The conveyor belt changed assembly lines forever. We all remember the “I Love Lucy” episode that mythologized the “factory.” With a one-size-fits-all approach, factory workers could easily focus on their part of the production, no matter the product. This uniform approach is vital for many parts of the supply chain—especially factory work, but what has become increasingly apparent over the past decade is that companies’ needs, just like their customers’ needs, are not all the same.
Successful businesses have found a variety of ways to adjust existing workflows that enables them to streamline operations and become more efficient. In addition to finding new ways to make older systems work for them, these unique needs have also evolved into new ways to conduct business. Enter subscription and service-based models.
Succeeding in business has always required a company to find the best way to provide a solution that their customer needs, usually for the lowest cost. In the global economy that we live in, being able to meet a customer’s needs in the most effective and cost-friendly way, is tantamount to stand out. Subscription-based pricing has become a favorable option for many customers because it lowers barriers to access expensive products and the cost of ongoing maintenance.
Being able to increase market share with subscription and service-based models is a huge win for businesses, and also lays the foundation for a more satisfied customer. Long-term relationships are formed with these new customers rather than the traditional, one-time purchase, where chasing new clients was the primary way to grow. A satisfied lifetime customer provides a company exponential value rather than potentially losing them to cheaper options in the future.
Pay-as-you-go models widen the customer base and also create new revenue by allowing them to bundle products and services. Organizations are now able to customize products and services to provide more value with precise ways to meet their customers’ specific needs. Finding ways to do what they do best will always boost customer experiences and satisfaction.
We all know the major elements that compose supply chains: procurement, operations, distribution, and integration. Traditional models have required profitable businesses to do most (if not all) parts of the process themselves—or be forced to navigate complex contracts to partner with symbiotic companies. But what if there was a way to cut back on the focuses and drill down on the distinct part of the chain that you do best? This is another way that subscription-based models are elevating business.

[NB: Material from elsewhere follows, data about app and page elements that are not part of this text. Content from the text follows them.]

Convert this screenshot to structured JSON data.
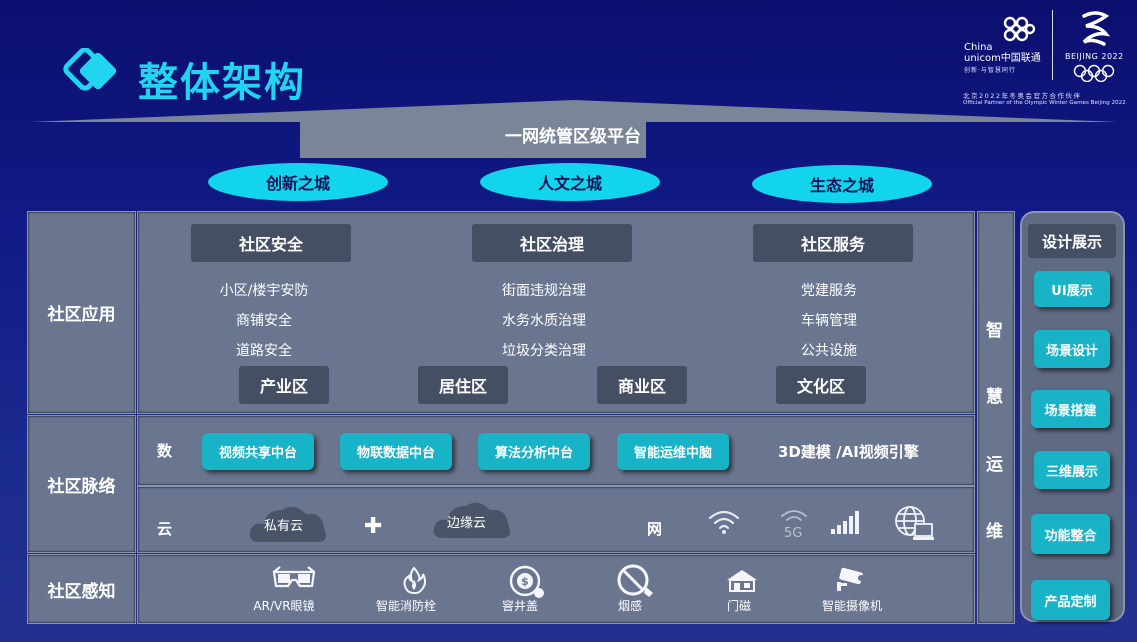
{
  "header": {
    "title": "整体架构"
  },
  "partner": {
    "brand_cn": "China\nunicom中国联通",
    "tagline": "创新·与智慧同行",
    "beijing": "BEIJING 2022",
    "official_cn": "北京2022年冬奥会官方合作伙伴",
    "official_en": "Official Partner of the Olympic Winter Games Beijing 2022"
  },
  "platform": {
    "label": "一网统管区级平台"
  },
  "cities": [
    "创新之城",
    "人文之城",
    "生态之城"
  ],
  "application": {
    "label": "社区应用",
    "categories": [
      {
        "name": "社区安全",
        "items": [
          "小区/楼宇安防",
          "商铺安全",
          "道路安全"
        ]
      },
      {
        "name": "社区治理",
        "items": [
          "街面违规治理",
          "水务水质治理",
          "垃圾分类治理"
        ]
      },
      {
        "name": "社区服务",
        "items": [
          "党建服务",
          "车辆管理",
          "公共设施"
        ]
      }
    ],
    "zones": [
      "产业区",
      "居住区",
      "商业区",
      "文化区"
    ]
  },
  "network": {
    "label": "社区脉络",
    "data_label": "数",
    "platforms": [
      "视频共享中台",
      "物联数据中台",
      "算法分析中台",
      "智能运维中脑"
    ],
    "engine": "3D建模 /AI视频引擎",
    "cloud_label": "云",
    "private_cloud": "私有云",
    "plus": "✚",
    "edge_cloud": "边缘云",
    "net_label": "网",
    "net_icons": [
      "wifi-icon",
      "5g-icon",
      "signal-bars-icon",
      "globe-computer-icon"
    ],
    "five_g": "5G"
  },
  "perception": {
    "label": "社区感知",
    "devices": [
      {
        "icon": "vr-glasses-icon",
        "label": "AR/VR眼镜"
      },
      {
        "icon": "fire-hydrant-icon",
        "label": "智能消防栓"
      },
      {
        "icon": "manhole-cover-icon",
        "label": "窨井盖"
      },
      {
        "icon": "no-smoking-icon",
        "label": "烟感"
      },
      {
        "icon": "house-door-icon",
        "label": "门磁"
      },
      {
        "icon": "camera-icon",
        "label": "智能摄像机"
      }
    ]
  },
  "ops": {
    "chars": [
      "智",
      "慧",
      "运",
      "维"
    ]
  },
  "design": {
    "title": "设计展示",
    "items": [
      "UI展示",
      "场景设计",
      "场景搭建",
      "三维展示",
      "功能整合",
      "产品定制"
    ]
  },
  "colors": {
    "accent": "#21d4f0",
    "cyan": "#18b3c7",
    "panel": "#6a7690",
    "dark_tag": "#454f63",
    "bg": "#111a86"
  }
}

Companies, like our customer, an industry-leading media technology provider, are moving away from the manufacturing and distribution side and moving to the service provider side. Instead of focusing on returns and logistics, a side of the business that can be done cheaply by someone else—they spend their time on consulting, marketing and selling. Pinning down the revenue streams that yield the highest results allows company flexibility that hasn’t previously been available. Reducing fixed and intangible assets on balance sheets turns into higher returns.

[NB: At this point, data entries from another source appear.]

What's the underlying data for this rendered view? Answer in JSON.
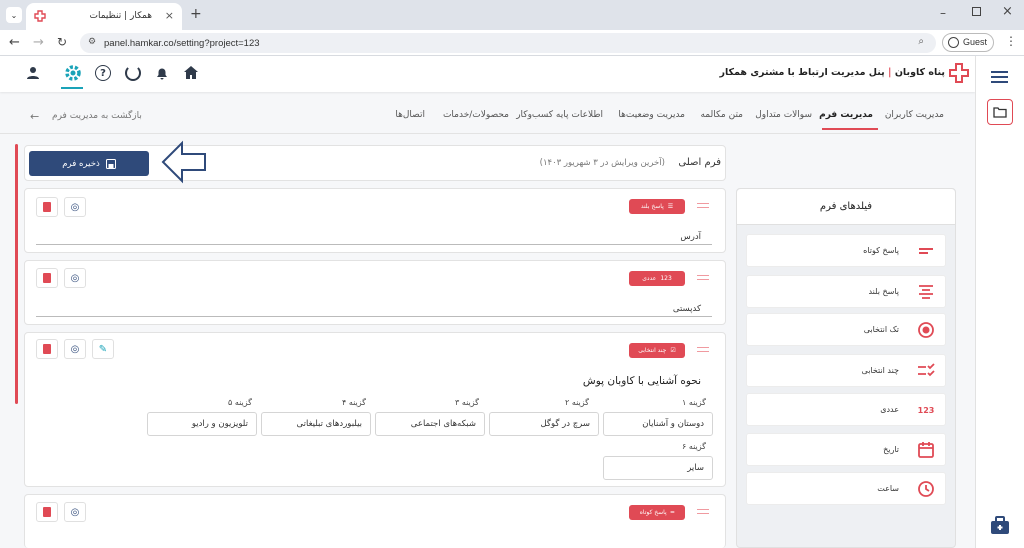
{
  "browser": {
    "tab_title": "همکار | تنظیمات",
    "url": "panel.hamkar.co/setting?project=123",
    "guest_label": "Guest"
  },
  "header": {
    "brand_name": "پناه کاوبان",
    "brand_subtitle": "پنل مدیریت ارتباط با مشتری همکار"
  },
  "nav": {
    "back_label": "بازگشت به مدیریت فرم",
    "items": [
      "مدیریت کاربران",
      "مدیریت فرم",
      "سوالات متداول",
      "متن مکالمه",
      "مدیریت وضعیت‌ها",
      "اطلاعات پایه کسب‌وکار",
      "محصولات/خدمات",
      "اتصال‌ها"
    ],
    "active": "مدیریت فرم"
  },
  "form": {
    "title": "فرم اصلی",
    "last_edit": "(آخرین ویرایش در ۳ شهریور ۱۴۰۳)",
    "save_label": "ذخیره فرم",
    "items": [
      {
        "badge": "پاسخ بلند",
        "label": "آدرس"
      },
      {
        "badge": "عددی",
        "label": "کدپستی"
      },
      {
        "badge": "چند انتخابی",
        "question": "نحوه آشنایی با کاوبان پوش",
        "options": [
          {
            "label": "گزینه ۱",
            "value": "دوستان و آشنایان"
          },
          {
            "label": "گزینه ۲",
            "value": "سرچ در گوگل"
          },
          {
            "label": "گزینه ۳",
            "value": "شبکه‌های اجتماعی"
          },
          {
            "label": "گزینه ۴",
            "value": "بیلبوردهای تبلیغاتی"
          },
          {
            "label": "گزینه ۵",
            "value": "تلویزیون و رادیو"
          },
          {
            "label": "گزینه ۶",
            "value": "سایر"
          }
        ]
      },
      {
        "badge": "پاسخ کوتاه"
      }
    ]
  },
  "fields_panel": {
    "title": "فیلدهای فرم",
    "items": [
      {
        "label": "پاسخ کوتاه",
        "icon": "short-answer-icon"
      },
      {
        "label": "پاسخ بلند",
        "icon": "long-answer-icon"
      },
      {
        "label": "تک انتخابی",
        "icon": "radio-icon"
      },
      {
        "label": "چند انتخابی",
        "icon": "checklist-icon"
      },
      {
        "label": "عددی",
        "icon": "number-icon"
      },
      {
        "label": "تاریخ",
        "icon": "calendar-icon"
      },
      {
        "label": "ساعت",
        "icon": "clock-icon"
      }
    ]
  },
  "number_icon_text": "123",
  "colors": {
    "accent": "#e04a55",
    "primary": "#2f4a7a",
    "active_teal": "#1aa3b8"
  }
}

Better entry-level pricing encourages customer accounts to grow and mature over time, being able to specify which products and services they need. Rather than simply transferring ownership upon purchase, a subscription-based model grants them access to products and services for an explicit amount of time—which in turn, allows them to try new products and services more readily. New opportunities and cross-selling are just a few of the ways that teams can see an increase in revenue.
Regardless of the interval at which customers are charged, revenues are normalized to a monthly value which as you know is helpful for forecasting and labor requirements. While the benefits of this new model of business cannot be overstated, the difficulties that arise for implementation can be complicated.
Being ahead of the curve
Account management and billing have always been at the core of a profitable business model, and with service-based models, this has never been truer. Managing a long-term relationship with a customer provides greater revenue, but subscription-based contracts also require proper oversight to ensure that orders are fulfilled and billed correctly, profit is correctly organized, and customers are satisfied.
For many companies, this can be an unwieldy, manual process, especially for those that sell both products and services as they have to deal with service agreements as well as billing and revenue recognition But as with almost every aspect of the world, technology and automation are beginning to make the process more manageable. A subscription management platform (or system), like Oracle, helps a business streamline financial and operational management by connecting, tracking, and managing all of the moving parts.
Connection, collaboration, and accessibility are not new concepts. They’ve been vital to new and long-lasting businesses. The move to a subscription-based service model is the newest way we’re implementing these priorities in the supply chain cycle. Data management from customers, sellers, account managers and beyond, requires appropriate maintenance for successful service model implementation. Subscription management systems address obstacles by ensuring CRM data from across applications is seamlessly updated and shared with the ERP. With the right consultants and management platforms on hand, your business will be ready for whatever comes next.